    Absolutely not true. In hand-counting systems, such as the was the US did it not that long ago, all counts and ballot handling are supervised by random volunteers. You absolutely could watch your count being counted. You could even follow the tally back to that master count if you wanted.

     

    reply to this | link to this | view in thread ]

  38.  
    identicon
    Anonymous Coward, Oct 21st, 2009 @ 3:56pm

    Re: Re: Re: Re: Re: The old-fashioned way

    "Can you be sure that the machine you're actually touching when you vote is really running that code? "

    I don't care if the machine I'm voting on utilizes black magic, as long as I can verify that my vote is counted. That's what end to end user verified voting systems permit.

     

    reply to this | link to this | view in thread ]

  39.  
    identicon
    aep528, Oct 21st, 2009 @ 4:03pm

    Re: Re: The old-fashioned way

    What oversight? There's no way at the end of an e-vote to prove after the fact that the vote actually matched the button the user touched without relying on the software itself.

    There's no checks and balances because you need to rely on data provided by the application to verify the application. Sure, a machine can print a paper receipt, but you would have to have the voter approve and sign the receipt to verify accuracy, and that will just slow down the voting process.

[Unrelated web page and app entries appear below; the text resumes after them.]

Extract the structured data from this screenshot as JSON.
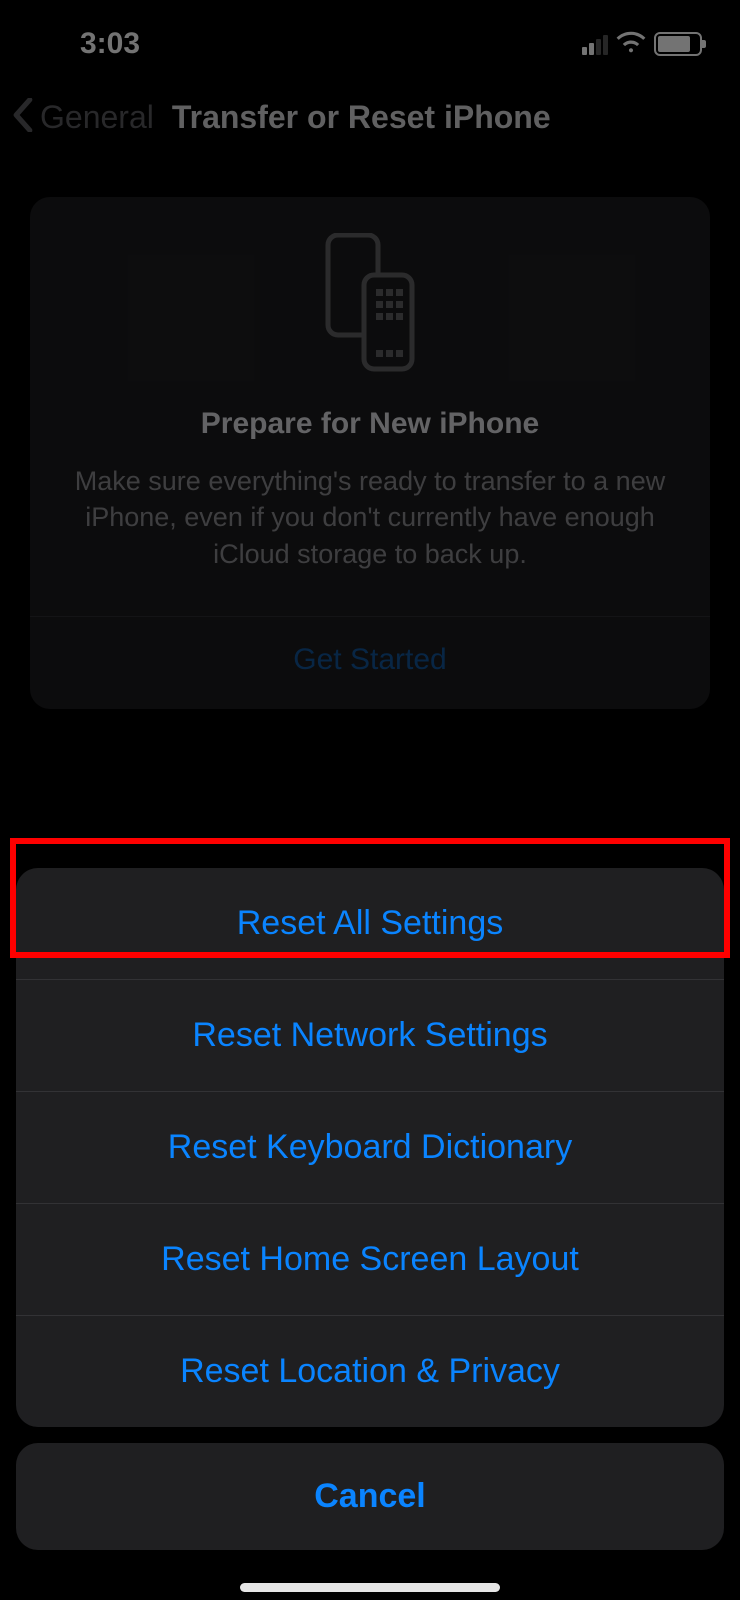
{
  "statusBar": {
    "time": "3:03"
  },
  "nav": {
    "back_label": "General",
    "title": "Transfer or Reset iPhone"
  },
  "prepareCard": {
    "title": "Prepare for New iPhone",
    "description": "Make sure everything's ready to transfer to a new iPhone, even if you don't currently have enough iCloud storage to back up.",
    "cta": "Get Started"
  },
  "actionSheet": {
    "items": [
      "Reset All Settings",
      "Reset Network Settings",
      "Reset Keyboard Dictionary",
      "Reset Home Screen Layout",
      "Reset Location & Privacy"
    ],
    "cancel": "Cancel"
  },
  "colors": {
    "accent": "#0a84ff",
    "highlight": "#ff0000"
  }
}
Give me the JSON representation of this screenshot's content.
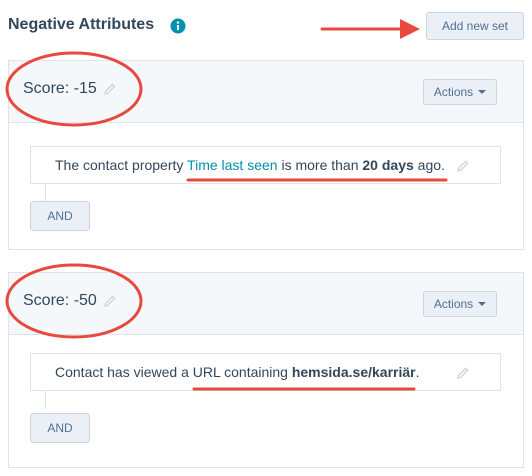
{
  "header": {
    "title": "Negative Attributes",
    "info_icon": "info-icon",
    "add_button_label": "Add new set"
  },
  "sets": [
    {
      "score_label": "Score: -15",
      "actions_label": "Actions",
      "rule": {
        "prefix": "The contact property ",
        "property": "Time last seen",
        "middle": " is more than ",
        "value": "20 days",
        "suffix": " ago."
      },
      "and_label": "AND"
    },
    {
      "score_label": "Score: -50",
      "actions_label": "Actions",
      "rule": {
        "prefix": "Contact has viewed a ",
        "property": "URL containing ",
        "value": "hemsida.se/karriär",
        "suffix": "."
      },
      "and_label": "AND"
    }
  ],
  "colors": {
    "annotation": "#e8493f",
    "link": "#0091ae",
    "info": "#0091ae"
  }
}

    What if a bug is found in the code a month after the election, where under certain conditions touching a particular button MAY cause the wrong vote to be registered? The election results would have to be thrown out because there is no way to go back through the data and determine if the error actually occurred during the election.

    My point? An error with a paper ballot can only occur on a single ballot. Design the paper ballot and have all parties and candidates approve the design ahead of time so that there can be no lawsuits later over how the ballot was formatted. That way if there is a question about a single ballot, it will not impact the rest of the ballots.

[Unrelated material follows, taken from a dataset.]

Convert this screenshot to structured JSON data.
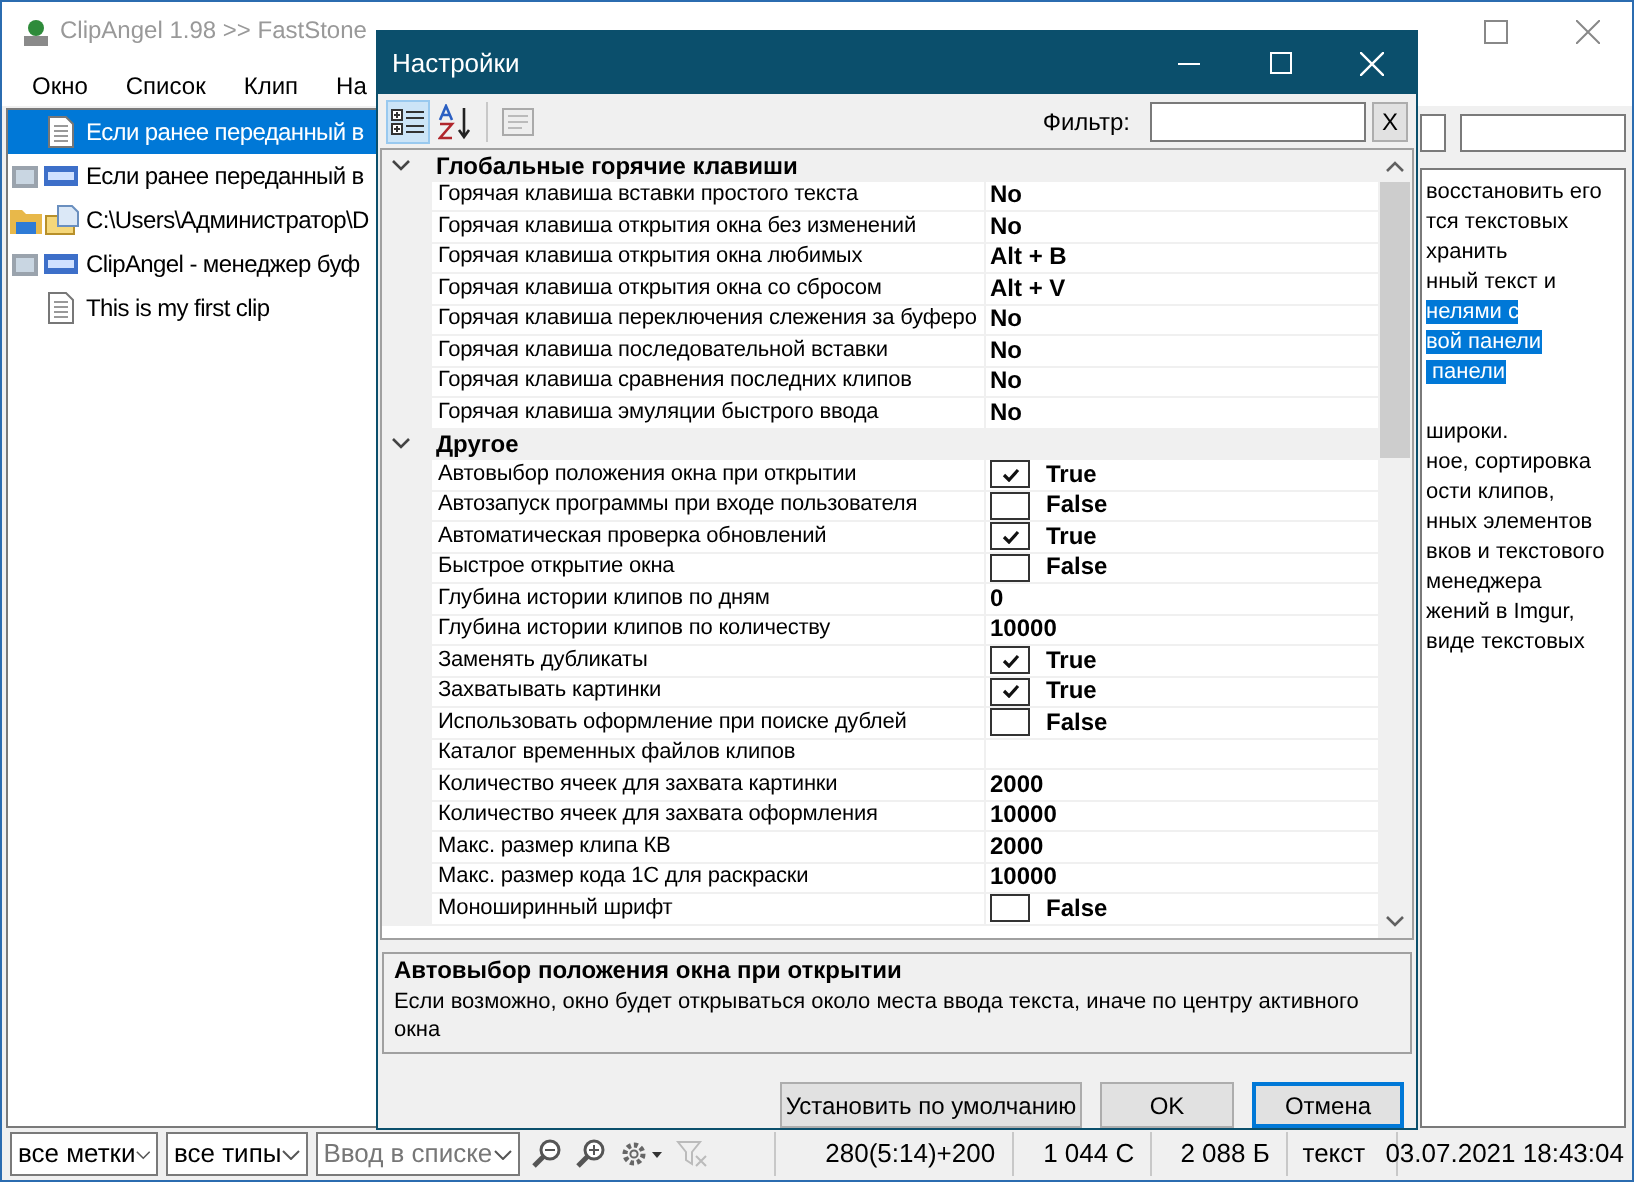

    Paper ballots can also be used for mail-in voting. Even with e-voting, this concept of driving somewhere and standing in line is extremely outdated and must end.

    Web voting is suspect unless every ISP can somehow guarantee 100% uptime on election day, and the government can guarantee no server crashes or downtime or bandwidth problems. Also, all construction projects and traffic must be halted halted so there is no chance of lines being cut/damaged.

     

    reply to this | link to this | view in thread ]

  40.  
    icon
    S. Keeling (profile), Oct 21st, 2009 @ 7:43pm

    Re: Re: Worth pointing out...

    "A couple good examples are the 2009 Elections in Iran, and the 2009 Afghanistan election. Both of these elections were done with traditional paper ballots, and both were shown to have major inconsistencies at best, and outright fraud at worst."

    I think you missed the bit about both of those have since been determined to be highly controversial, at least. Iran still fears revolution over it.

    Sounds like paper ballotting worked swimmingly in both situations, refusing to allow the elections to be stolen, at least without anyone noticing.

     

    reply to this | link to this | view in thread ]


Add Your Comment

Have a Techdirt Account? Sign in now. Want one? Register here
Get Techdirt’s Daily Email
Save me a cookie
  • Note: A CRLF will be replaced by a break tag (<br>), all other allowable HTML will remain intact
  • Allowed HTML Tags: <b> <i> <a> <em> <br> <strong> <blockquote> <hr> <tt>
Follow Techdirt
A word from our sponsors...
Essential Reading
Techdirt Reading List
Techdirt Insider Chat
A word from our sponsors...
Recent Stories
A word from our sponsors...

Close

Email This